Following the debate on whether the number of toilets needed in Harrogate are necessary I would endorse most people’s comments that the public toilets are, in the main, not nice places to visit, being smelly and dirty.

This is not just a Harrogate Council issue, it seems to be a general UK issue. We do need toilets available though, both for disabled, the old and young as well as the general public.

I find the comments that people should use the ones provided by shops and bars instead ludicrous. Why should they provide these facilities for everyone in town whether they shop/eat/drink there or not?

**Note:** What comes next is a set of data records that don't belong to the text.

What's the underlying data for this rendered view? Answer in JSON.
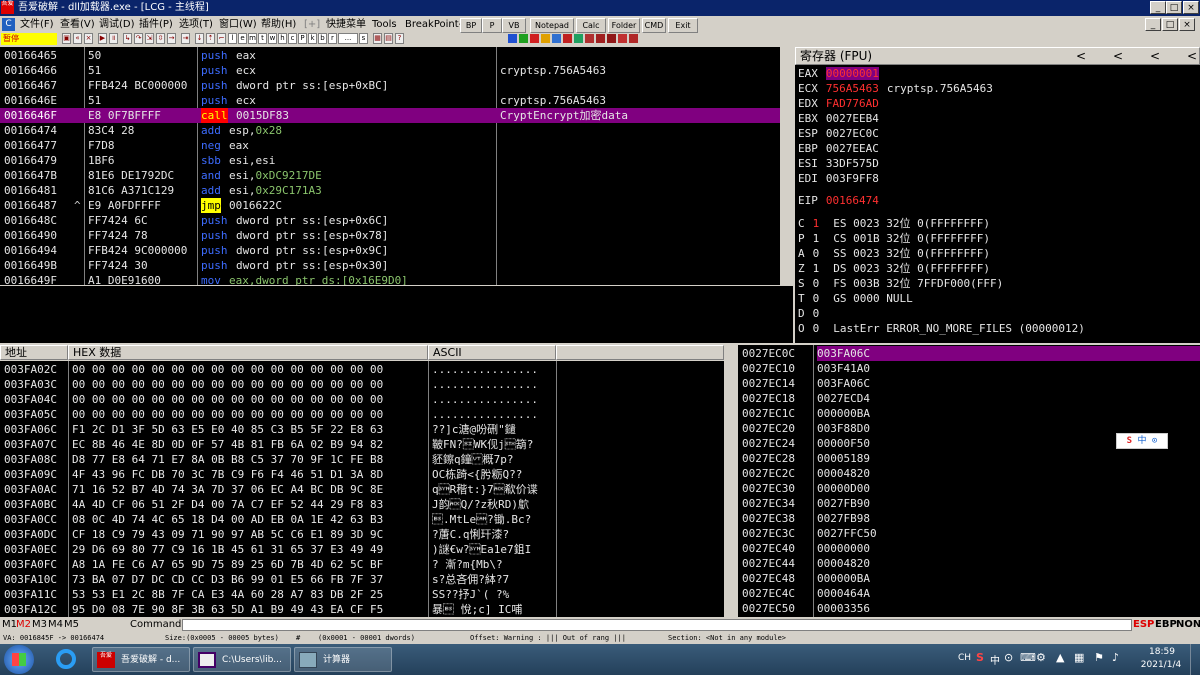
{
  "window": {
    "title": "吾爱破解 - dll加载器.exe - [LCG - 主线程]",
    "controls": [
      "_",
      "□",
      "×"
    ],
    "inner_controls": [
      "_",
      "□",
      "×"
    ]
  },
  "menu": {
    "items": [
      "文件(F)",
      "查看(V)",
      "调试(D)",
      "插件(P)",
      "选项(T)",
      "窗口(W)",
      "帮助(H)",
      "[+]",
      "快捷菜单",
      "Tools",
      "BreakPoint->"
    ]
  },
  "plugin_buttons": [
    "BP",
    "P",
    "VB",
    "Notepad",
    "Calc",
    "Folder",
    "CMD",
    "Exit"
  ],
  "toolbar": {
    "state": "暂停",
    "letters": [
      "l",
      "e",
      "m",
      "t",
      "w",
      "h",
      "c",
      "P",
      "k",
      "b",
      "r",
      "...",
      "s"
    ]
  },
  "disasm": {
    "rows": [
      {
        "addr": "00166465",
        "hex": "50",
        "mn": "push",
        "op": "eax",
        "cmt": ""
      },
      {
        "addr": "00166466",
        "hex": "51",
        "mn": "push",
        "op": "ecx",
        "cmt": "cryptsp.756A5463"
      },
      {
        "addr": "00166467",
        "hex": "FFB424 BC000000",
        "mn": "push",
        "op": "dword ptr ss:[esp+0xBC]",
        "cmt": ""
      },
      {
        "addr": "0016646E",
        "hex": "51",
        "mn": "push",
        "op": "ecx",
        "cmt": "cryptsp.756A5463"
      },
      {
        "addr": "0016646F",
        "hex": "E8 0F7BFFFF",
        "mn": "call",
        "op": "0015DF83",
        "cmt": "CryptEncrypt加密data"
      },
      {
        "addr": "00166474",
        "hex": "83C4 28",
        "mn": "add",
        "op": "esp,0x28",
        "cmt": ""
      },
      {
        "addr": "00166477",
        "hex": "F7D8",
        "mn": "neg",
        "op": "eax",
        "cmt": ""
      },
      {
        "addr": "00166479",
        "hex": "1BF6",
        "mn": "sbb",
        "op": "esi,esi",
        "cmt": ""
      },
      {
        "addr": "0016647B",
        "hex": "81E6 DE1792DC",
        "mn": "and",
        "op": "esi,0xDC9217DE",
        "cmt": ""
      },
      {
        "addr": "00166481",
        "hex": "81C6 A371C129",
        "mn": "add",
        "op": "esi,0x29C171A3",
        "cmt": ""
      },
      {
        "addr": "00166487",
        "hex": "E9 A0FDFFFF",
        "mn": "jmp",
        "op": "0016622C",
        "cmt": ""
      },
      {
        "addr": "0016648C",
        "hex": "FF7424 6C",
        "mn": "push",
        "op": "dword ptr ss:[esp+0x6C]",
        "cmt": ""
      },
      {
        "addr": "00166490",
        "hex": "FF7424 78",
        "mn": "push",
        "op": "dword ptr ss:[esp+0x78]",
        "cmt": ""
      },
      {
        "addr": "00166494",
        "hex": "FFB424 9C000000",
        "mn": "push",
        "op": "dword ptr ss:[esp+0x9C]",
        "cmt": ""
      },
      {
        "addr": "0016649B",
        "hex": "FF7424 30",
        "mn": "push",
        "op": "dword ptr ss:[esp+0x30]",
        "cmt": ""
      },
      {
        "addr": "0016649F",
        "hex": "A1 D0E91600",
        "mn": "mov",
        "op": "eax,dword ptr ds:[0x16E9D0]",
        "cmt": ""
      }
    ],
    "jump_marker": "^"
  },
  "registers": {
    "header": "寄存器 (FPU)",
    "nav": [
      "<",
      "<",
      "<",
      "<"
    ],
    "gp": [
      {
        "name": "EAX",
        "value": "00000001",
        "note": ""
      },
      {
        "name": "ECX",
        "value": "756A5463",
        "note": "cryptsp.756A5463"
      },
      {
        "name": "EDX",
        "value": "FAD776AD",
        "note": ""
      },
      {
        "name": "EBX",
        "value": "0027EEB4",
        "note": ""
      },
      {
        "name": "ESP",
        "value": "0027EC0C",
        "note": ""
      },
      {
        "name": "EBP",
        "value": "0027EEAC",
        "note": ""
      },
      {
        "name": "ESI",
        "value": "33DF575D",
        "note": ""
      },
      {
        "name": "EDI",
        "value": "003F9FF8",
        "note": ""
      }
    ],
    "eip": {
      "name": "EIP",
      "value": "00166474"
    },
    "flags": [
      {
        "f": "C",
        "v": "1",
        "seg": "ES 0023 32位 0(FFFFFFFF)"
      },
      {
        "f": "P",
        "v": "1",
        "seg": "CS 001B 32位 0(FFFFFFFF)"
      },
      {
        "f": "A",
        "v": "0",
        "seg": "SS 0023 32位 0(FFFFFFFF)"
      },
      {
        "f": "Z",
        "v": "1",
        "seg": "DS 0023 32位 0(FFFFFFFF)"
      },
      {
        "f": "S",
        "v": "0",
        "seg": "FS 003B 32位 7FFDF000(FFF)"
      },
      {
        "f": "T",
        "v": "0",
        "seg": "GS 0000 NULL"
      },
      {
        "f": "D",
        "v": "0",
        "seg": ""
      },
      {
        "f": "O",
        "v": "0",
        "seg": "LastErr ERROR_NO_MORE_FILES (00000012)"
      }
    ]
  },
  "dump": {
    "headers": [
      "地址",
      "HEX 数据",
      "ASCII"
    ],
    "rows": [
      {
        "addr": "003FA02C",
        "hex": "00 00 00 00 00 00 00 00 00 00 00 00 00 00 00 00",
        "ascii": "................"
      },
      {
        "addr": "003FA03C",
        "hex": "00 00 00 00 00 00 00 00 00 00 00 00 00 00 00 00",
        "ascii": "................"
      },
      {
        "addr": "003FA04C",
        "hex": "00 00 00 00 00 00 00 00 00 00 00 00 00 00 00 00",
        "ascii": "................"
      },
      {
        "addr": "003FA05C",
        "hex": "00 00 00 00 00 00 00 00 00 00 00 00 00 00 00 00",
        "ascii": "................"
      },
      {
        "addr": "003FA06C",
        "hex": "F1 2C D1 3F 5D 63 E5 E0 40 85 C3 B5 5F 22 E8 63",
        "ascii": "??]c溏@吩硎\"鑓"
      },
      {
        "addr": "003FA07C",
        "hex": "EC 8B 46 4E 8D 0D 0F 57 4B 81 FB 6A 02 B9 94 82",
        "ascii": "鞁FN?\u000fWK伣j\u0002箶?"
      },
      {
        "addr": "003FA08C",
        "hex": "D8 77 E8 64 71 E7 8A 0B B8 C5 37 70 9F 1C FE B8",
        "ascii": "豾鑔q鐘\u000b概7p?"
      },
      {
        "addr": "003FA09C",
        "hex": "4F 43 96 FC DB 70 3C 7B C9 F6 F4 46 51 D1 3A 8D",
        "ascii": "OC栋踦<{肹粝Q??"
      },
      {
        "addr": "003FA0AC",
        "hex": "71 16 52 B7 4D 74 3A 7D 37 06 EC A4 BC DB 9C 8E",
        "ascii": "q\u0016R稭t:}7\u0006欷价谍"
      },
      {
        "addr": "003FA0BC",
        "hex": "4A 4D CF 06 51 2F D4 00 7A C7 EF 52 44 29 F8 83",
        "ascii": "J韵\u0006Q/?z秋RD)鴥"
      },
      {
        "addr": "003FA0CC",
        "hex": "08 0C 4D 74 4C 65 18 D4 00 AD EB 0A 1E 42 63 B3",
        "ascii": "\b.MtLe\u0018?锄.Bc?"
      },
      {
        "addr": "003FA0DC",
        "hex": "CF 18 C9 79 43 09 71 90 97 AB 5C C6 E1 89 3D 9C",
        "ascii": "?蓎C.q悧玕漆?"
      },
      {
        "addr": "003FA0EC",
        "hex": "29 D6 69 80 77 C9 16 1B 45 61 31 65 37 E3 49 49",
        "ascii": ")謎€w?\u0016Ea1e7鉏I"
      },
      {
        "addr": "003FA0FC",
        "hex": "A8 1A FE C6 A7 65 9D 75 89 25 6D 7B 4D 62 5C BF",
        "ascii": "?    漸?m{Mb\\?"
      },
      {
        "addr": "003FA10C",
        "hex": "73 BA 07 D7 DC CD CC D3 B6 99 01 E5 66 FB 7F 37",
        "ascii": "s?总吝佣?絊?7"
      },
      {
        "addr": "003FA11C",
        "hex": "53 53 E1 2C 8B 7F CA E3 4A 60 28 A7 83 DB 2F 25",
        "ascii": "SS??抒J`(   ?%"
      },
      {
        "addr": "003FA12C",
        "hex": "95 D0 08 7E 90 8F 3B 63 5D A1 B9 49 43 EA CF F5",
        "ascii": "暴\b 悅;c]  IC哺"
      }
    ]
  },
  "stack": {
    "rows": [
      {
        "addr": "0027EC0C",
        "val": "003FA06C"
      },
      {
        "addr": "0027EC10",
        "val": "003F41A0"
      },
      {
        "addr": "0027EC14",
        "val": "003FA06C"
      },
      {
        "addr": "0027EC18",
        "val": "0027ECD4"
      },
      {
        "addr": "0027EC1C",
        "val": "000000BA"
      },
      {
        "addr": "0027EC20",
        "val": "003F88D0"
      },
      {
        "addr": "0027EC24",
        "val": "00000F50"
      },
      {
        "addr": "0027EC28",
        "val": "00005189"
      },
      {
        "addr": "0027EC2C",
        "val": "00004820"
      },
      {
        "addr": "0027EC30",
        "val": "00000D00"
      },
      {
        "addr": "0027EC34",
        "val": "0027FB90"
      },
      {
        "addr": "0027EC38",
        "val": "0027FB98"
      },
      {
        "addr": "0027EC3C",
        "val": "0027FFC50"
      },
      {
        "addr": "0027EC40",
        "val": "00000000"
      },
      {
        "addr": "0027EC44",
        "val": "00004820"
      },
      {
        "addr": "0027EC48",
        "val": "000000BA"
      },
      {
        "addr": "0027EC4C",
        "val": "0000464A"
      },
      {
        "addr": "0027EC50",
        "val": "00003356"
      }
    ],
    "ime_label": "中"
  },
  "cmdbar": {
    "tabs": [
      "M1",
      "M2",
      "M3",
      "M4",
      "M5"
    ],
    "label": "Command",
    "value": "",
    "right": "ESP",
    "right2": "EBP",
    "right3": "NONE"
  },
  "statusbar": {
    "items": [
      "VA: 0016845F -> 00166474",
      "Size:(0x0005 - 00005 bytes)",
      "#",
      "(0x0001 - 00001 dwords)",
      "Offset: Warning : ||| Out of rang |||",
      "Section: <Not in any module>"
    ]
  },
  "taskbar": {
    "tasks": [
      "吾爱破解 - d...",
      "C:\\Users\\lib...",
      "计算器"
    ],
    "tray": [
      "CH",
      "S",
      "中"
    ],
    "time": "18:59",
    "date": "2021/1/4"
  },
  "colors": {
    "selection": "#800080",
    "keyword": "#3d6cff",
    "register_changed": "#ff3030",
    "titlebar": "#0a246a"
  }
}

I know this will happen to a degree anyway and it may well increase sales in some shops but it also increases their costs in maintaining their toilets.

Personally as a shop owner I wouldn’t want my shop used as a convenience (pardon the pun) or for my staff to spend all their time cleaning them.

Some years ago I visited Darlington and they had public toilet cubicles in the centre of town, in the shopping precinct, suitable for all users, including disabled, that were self cleaning.

It would seem to me whilst the initial cost of installation may be high, it should, I would imagine, be cheaper to run in the long term.

Maybe this a solution the council should consider as an alternative and make Harrogate an even happier place.

Sandra Lawrence

Pateley Bridge